Dataset rows for apps and sites:
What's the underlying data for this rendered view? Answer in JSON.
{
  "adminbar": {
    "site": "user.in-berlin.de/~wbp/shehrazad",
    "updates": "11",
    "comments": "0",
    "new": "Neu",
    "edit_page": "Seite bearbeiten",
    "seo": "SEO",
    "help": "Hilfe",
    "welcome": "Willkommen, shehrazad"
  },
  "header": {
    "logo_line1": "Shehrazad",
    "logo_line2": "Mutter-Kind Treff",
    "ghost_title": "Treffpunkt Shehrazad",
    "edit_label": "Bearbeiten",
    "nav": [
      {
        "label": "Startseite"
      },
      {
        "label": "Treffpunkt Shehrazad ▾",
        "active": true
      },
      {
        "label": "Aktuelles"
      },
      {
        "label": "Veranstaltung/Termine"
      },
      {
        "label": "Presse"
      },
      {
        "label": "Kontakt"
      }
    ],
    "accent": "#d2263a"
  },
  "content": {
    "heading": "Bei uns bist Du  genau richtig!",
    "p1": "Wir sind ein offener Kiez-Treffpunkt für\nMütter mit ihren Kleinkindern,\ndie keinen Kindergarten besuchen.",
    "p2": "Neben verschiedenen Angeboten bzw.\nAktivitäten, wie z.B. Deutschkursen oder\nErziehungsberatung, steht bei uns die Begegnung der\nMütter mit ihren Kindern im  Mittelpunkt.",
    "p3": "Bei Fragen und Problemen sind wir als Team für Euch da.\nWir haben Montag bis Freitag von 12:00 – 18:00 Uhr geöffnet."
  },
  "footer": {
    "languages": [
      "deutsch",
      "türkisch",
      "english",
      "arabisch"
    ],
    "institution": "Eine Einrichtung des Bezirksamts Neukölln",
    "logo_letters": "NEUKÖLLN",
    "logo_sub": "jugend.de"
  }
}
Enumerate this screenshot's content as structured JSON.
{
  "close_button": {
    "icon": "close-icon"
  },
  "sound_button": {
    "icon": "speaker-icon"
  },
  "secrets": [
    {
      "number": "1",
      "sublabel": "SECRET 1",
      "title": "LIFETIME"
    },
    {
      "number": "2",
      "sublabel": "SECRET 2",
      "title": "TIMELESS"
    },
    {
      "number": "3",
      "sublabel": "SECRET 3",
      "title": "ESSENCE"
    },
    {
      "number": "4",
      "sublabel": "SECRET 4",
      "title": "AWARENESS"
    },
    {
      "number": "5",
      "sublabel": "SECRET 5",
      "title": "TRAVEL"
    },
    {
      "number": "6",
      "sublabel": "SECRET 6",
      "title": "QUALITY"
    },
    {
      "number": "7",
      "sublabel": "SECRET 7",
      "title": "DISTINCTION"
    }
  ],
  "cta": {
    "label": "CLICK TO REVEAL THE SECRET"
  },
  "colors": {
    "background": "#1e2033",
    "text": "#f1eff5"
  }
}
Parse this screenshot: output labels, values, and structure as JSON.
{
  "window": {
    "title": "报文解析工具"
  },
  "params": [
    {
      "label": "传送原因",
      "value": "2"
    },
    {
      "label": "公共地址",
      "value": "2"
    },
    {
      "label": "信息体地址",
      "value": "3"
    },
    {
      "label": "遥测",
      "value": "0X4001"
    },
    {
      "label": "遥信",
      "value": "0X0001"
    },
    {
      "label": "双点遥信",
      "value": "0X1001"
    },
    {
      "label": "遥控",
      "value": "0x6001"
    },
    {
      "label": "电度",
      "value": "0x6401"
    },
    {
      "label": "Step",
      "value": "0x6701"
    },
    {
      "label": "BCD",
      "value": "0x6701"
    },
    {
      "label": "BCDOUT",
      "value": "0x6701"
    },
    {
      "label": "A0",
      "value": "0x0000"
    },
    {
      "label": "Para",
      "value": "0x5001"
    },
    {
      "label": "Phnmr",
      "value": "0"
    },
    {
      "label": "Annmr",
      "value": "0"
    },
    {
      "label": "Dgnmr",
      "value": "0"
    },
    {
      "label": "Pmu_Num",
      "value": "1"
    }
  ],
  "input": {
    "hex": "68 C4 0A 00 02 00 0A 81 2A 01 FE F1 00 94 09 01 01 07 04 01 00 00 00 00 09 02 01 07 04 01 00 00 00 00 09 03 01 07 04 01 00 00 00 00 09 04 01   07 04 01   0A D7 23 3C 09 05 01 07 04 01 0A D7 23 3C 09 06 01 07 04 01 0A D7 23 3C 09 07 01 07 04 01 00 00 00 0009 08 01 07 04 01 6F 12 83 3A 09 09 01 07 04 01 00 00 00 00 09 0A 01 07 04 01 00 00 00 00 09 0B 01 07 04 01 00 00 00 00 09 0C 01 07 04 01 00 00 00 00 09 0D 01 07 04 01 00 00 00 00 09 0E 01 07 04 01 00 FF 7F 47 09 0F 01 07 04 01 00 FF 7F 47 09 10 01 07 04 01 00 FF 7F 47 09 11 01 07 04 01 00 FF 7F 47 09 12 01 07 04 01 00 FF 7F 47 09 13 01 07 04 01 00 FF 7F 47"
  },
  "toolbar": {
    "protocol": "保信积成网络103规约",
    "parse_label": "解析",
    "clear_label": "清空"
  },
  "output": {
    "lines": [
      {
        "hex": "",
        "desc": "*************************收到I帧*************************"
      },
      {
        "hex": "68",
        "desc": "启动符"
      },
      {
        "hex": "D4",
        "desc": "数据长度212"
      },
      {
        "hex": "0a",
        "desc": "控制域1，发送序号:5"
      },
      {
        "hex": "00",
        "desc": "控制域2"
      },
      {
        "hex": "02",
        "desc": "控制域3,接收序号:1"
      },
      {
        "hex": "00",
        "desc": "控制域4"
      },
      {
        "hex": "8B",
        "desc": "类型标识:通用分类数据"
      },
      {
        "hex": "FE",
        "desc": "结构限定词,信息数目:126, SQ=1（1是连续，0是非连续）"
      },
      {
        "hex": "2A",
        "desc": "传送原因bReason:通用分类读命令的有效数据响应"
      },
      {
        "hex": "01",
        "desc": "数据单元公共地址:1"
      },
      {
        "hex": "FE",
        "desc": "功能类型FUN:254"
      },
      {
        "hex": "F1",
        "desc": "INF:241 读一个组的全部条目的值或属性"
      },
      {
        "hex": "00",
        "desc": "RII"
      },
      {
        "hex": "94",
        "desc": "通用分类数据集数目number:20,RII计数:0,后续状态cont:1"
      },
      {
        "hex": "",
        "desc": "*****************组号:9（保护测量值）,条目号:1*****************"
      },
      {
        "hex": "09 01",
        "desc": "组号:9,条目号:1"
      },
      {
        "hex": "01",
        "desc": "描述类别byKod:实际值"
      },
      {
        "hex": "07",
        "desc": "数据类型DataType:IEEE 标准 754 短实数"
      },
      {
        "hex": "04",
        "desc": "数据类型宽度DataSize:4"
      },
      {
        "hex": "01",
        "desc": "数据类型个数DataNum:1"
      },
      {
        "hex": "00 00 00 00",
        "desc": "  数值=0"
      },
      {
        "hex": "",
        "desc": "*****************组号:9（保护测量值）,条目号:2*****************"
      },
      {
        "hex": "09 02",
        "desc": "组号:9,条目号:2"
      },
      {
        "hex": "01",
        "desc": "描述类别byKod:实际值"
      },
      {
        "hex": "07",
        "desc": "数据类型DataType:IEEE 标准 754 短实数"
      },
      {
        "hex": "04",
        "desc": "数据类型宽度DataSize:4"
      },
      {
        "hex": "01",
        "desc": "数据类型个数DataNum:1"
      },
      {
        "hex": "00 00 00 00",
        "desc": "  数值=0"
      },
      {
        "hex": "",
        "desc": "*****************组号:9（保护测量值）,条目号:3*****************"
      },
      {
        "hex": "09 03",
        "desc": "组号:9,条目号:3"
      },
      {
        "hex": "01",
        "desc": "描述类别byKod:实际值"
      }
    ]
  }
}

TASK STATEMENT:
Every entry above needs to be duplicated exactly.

RESPONSE AREA:
What's the underlying data for this rendered view? Answer in JSON.
{
  "adminbar": {
    "site": "user.in-berlin.de/~wbp/shehrazad",
    "updates": "11",
    "comments": "0",
    "new": "Neu",
    "edit_page": "Seite bearbeiten",
    "seo": "SEO",
    "help": "Hilfe",
    "welcome": "Willkommen, shehrazad"
  },
  "header": {
    "logo_line1": "Shehrazad",
    "logo_line2": "Mutter-Kind Treff",
    "ghost_title": "Treffpunkt Shehrazad",
    "edit_label": "Bearbeiten",
    "nav": [
      {
        "label": "Startseite"
      },
      {
        "label": "Treffpunkt Shehrazad ▾",
        "active": true
      },
      {
        "label": "Aktuelles"
      },
      {
        "label": "Veranstaltung/Termine"
      },
      {
        "label": "Presse"
      },
      {
        "label": "Kontakt"
      }
    ],
    "accent": "#d2263a"
  },
  "content": {
    "heading": "Bei uns bist Du  genau richtig!",
    "p1": "Wir sind ein offener Kiez-Treffpunkt für\nMütter mit ihren Kleinkindern,\ndie keinen Kindergarten besuchen.",
    "p2": "Neben verschiedenen Angeboten bzw.\nAktivitäten, wie z.B. Deutschkursen oder\nErziehungsberatung, steht bei uns die Begegnung der\nMütter mit ihren Kindern im  Mittelpunkt.",
    "p3": "Bei Fragen und Problemen sind wir als Team für Euch da.\nWir haben Montag bis Freitag von 12:00 – 18:00 Uhr geöffnet."
  },
  "footer": {
    "languages": [
      "deutsch",
      "türkisch",
      "english",
      "arabisch"
    ],
    "institution": "Eine Einrichtung des Bezirksamts Neukölln",
    "logo_letters": "NEUKÖLLN",
    "logo_sub": "jugend.de"
  }
}
Enumerate this screenshot's content as structured JSON.
{
  "close_button": {
    "icon": "close-icon"
  },
  "sound_button": {
    "icon": "speaker-icon"
  },
  "secrets": [
    {
      "number": "1",
      "sublabel": "SECRET 1",
      "title": "LIFETIME"
    },
    {
      "number": "2",
      "sublabel": "SECRET 2",
      "title": "TIMELESS"
    },
    {
      "number": "3",
      "sublabel": "SECRET 3",
      "title": "ESSENCE"
    },
    {
      "number": "4",
      "sublabel": "SECRET 4",
      "title": "AWARENESS"
    },
    {
      "number": "5",
      "sublabel": "SECRET 5",
      "title": "TRAVEL"
    },
    {
      "number": "6",
      "sublabel": "SECRET 6",
      "title": "QUALITY"
    },
    {
      "number": "7",
      "sublabel": "SECRET 7",
      "title": "DISTINCTION"
    }
  ],
  "cta": {
    "label": "CLICK TO REVEAL THE SECRET"
  },
  "colors": {
    "background": "#1e2033",
    "text": "#f1eff5"
  }
}
Parse this screenshot: output labels, values, and structure as JSON.
{
  "window": {
    "title": "报文解析工具"
  },
  "params": [
    {
      "label": "传送原因",
      "value": "2"
    },
    {
      "label": "公共地址",
      "value": "2"
    },
    {
      "label": "信息体地址",
      "value": "3"
    },
    {
      "label": "遥测",
      "value": "0X4001"
    },
    {
      "label": "遥信",
      "value": "0X0001"
    },
    {
      "label": "双点遥信",
      "value": "0X1001"
    },
    {
      "label": "遥控",
      "value": "0x6001"
    },
    {
      "label": "电度",
      "value": "0x6401"
    },
    {
      "label": "Step",
      "value": "0x6701"
    },
    {
      "label": "BCD",
      "value": "0x6701"
    },
    {
      "label": "BCDOUT",
      "value": "0x6701"
    },
    {
      "label": "A0",
      "value": "0x0000"
    },
    {
      "label": "Para",
      "value": "0x5001"
    },
    {
      "label": "Phnmr",
      "value": "0"
    },
    {
      "label": "Annmr",
      "value": "0"
    },
    {
      "label": "Dgnmr",
      "value": "0"
    },
    {
      "label": "Pmu_Num",
      "value": "1"
    }
  ],
  "input": {
    "hex": "68 C4 0A 00 02 00 0A 81 2A 01 FE F1 00 94 09 01 01 07 04 01 00 00 00 00 09 02 01 07 04 01 00 00 00 00 09 03 01 07 04 01 00 00 00 00 09 04 01   07 04 01   0A D7 23 3C 09 05 01 07 04 01 0A D7 23 3C 09 06 01 07 04 01 0A D7 23 3C 09 07 01 07 04 01 00 00 00 0009 08 01 07 04 01 6F 12 83 3A 09 09 01 07 04 01 00 00 00 00 09 0A 01 07 04 01 00 00 00 00 09 0B 01 07 04 01 00 00 00 00 09 0C 01 07 04 01 00 00 00 00 09 0D 01 07 04 01 00 00 00 00 09 0E 01 07 04 01 00 FF 7F 47 09 0F 01 07 04 01 00 FF 7F 47 09 10 01 07 04 01 00 FF 7F 47 09 11 01 07 04 01 00 FF 7F 47 09 12 01 07 04 01 00 FF 7F 47 09 13 01 07 04 01 00 FF 7F 47"
  },
  "toolbar": {
    "protocol": "保信积成网络103规约",
    "parse_label": "解析",
    "clear_label": "清空"
  },
  "output": {
    "lines": [
      {
        "hex": "",
        "desc": "*************************收到I帧*************************"
      },
      {
        "hex": "68",
        "desc": "启动符"
      },
      {
        "hex": "D4",
        "desc": "数据长度212"
      },
      {
        "hex": "0a",
        "desc": "控制域1，发送序号:5"
      },
      {
        "hex": "00",
        "desc": "控制域2"
      },
      {
        "hex": "02",
        "desc": "控制域3,接收序号:1"
      },
      {
        "hex": "00",
        "desc": "控制域4"
      },
      {
        "hex": "8B",
        "desc": "类型标识:通用分类数据"
      },
      {
        "hex": "FE",
        "desc": "结构限定词,信息数目:126, SQ=1（1是连续，0是非连续）"
      },
      {
        "hex": "2A",
        "desc": "传送原因bReason:通用分类读命令的有效数据响应"
      },
      {
        "hex": "01",
        "desc": "数据单元公共地址:1"
      },
      {
        "hex": "FE",
        "desc": "功能类型FUN:254"
      },
      {
        "hex": "F1",
        "desc": "INF:241 读一个组的全部条目的值或属性"
      },
      {
        "hex": "00",
        "desc": "RII"
      },
      {
        "hex": "94",
        "desc": "通用分类数据集数目number:20,RII计数:0,后续状态cont:1"
      },
      {
        "hex": "",
        "desc": "*****************组号:9（保护测量值）,条目号:1*****************"
      },
      {
        "hex": "09 01",
        "desc": "组号:9,条目号:1"
      },
      {
        "hex": "01",
        "desc": "描述类别byKod:实际值"
      },
      {
        "hex": "07",
        "desc": "数据类型DataType:IEEE 标准 754 短实数"
      },
      {
        "hex": "04",
        "desc": "数据类型宽度DataSize:4"
      },
      {
        "hex": "01",
        "desc": "数据类型个数DataNum:1"
      },
      {
        "hex": "00 00 00 00",
        "desc": "  数值=0"
      },
      {
        "hex": "",
        "desc": "*****************组号:9（保护测量值）,条目号:2*****************"
      },
      {
        "hex": "09 02",
        "desc": "组号:9,条目号:2"
      },
      {
        "hex": "01",
        "desc": "描述类别byKod:实际值"
      },
      {
        "hex": "07",
        "desc": "数据类型DataType:IEEE 标准 754 短实数"
      },
      {
        "hex": "04",
        "desc": "数据类型宽度DataSize:4"
      },
      {
        "hex": "01",
        "desc": "数据类型个数DataNum:1"
      },
      {
        "hex": "00 00 00 00",
        "desc": "  数值=0"
      },
      {
        "hex": "",
        "desc": "*****************组号:9（保护测量值）,条目号:3*****************"
      },
      {
        "hex": "09 03",
        "desc": "组号:9,条目号:3"
      },
      {
        "hex": "01",
        "desc": "描述类别byKod:实际值"
      }
    ]
  }
}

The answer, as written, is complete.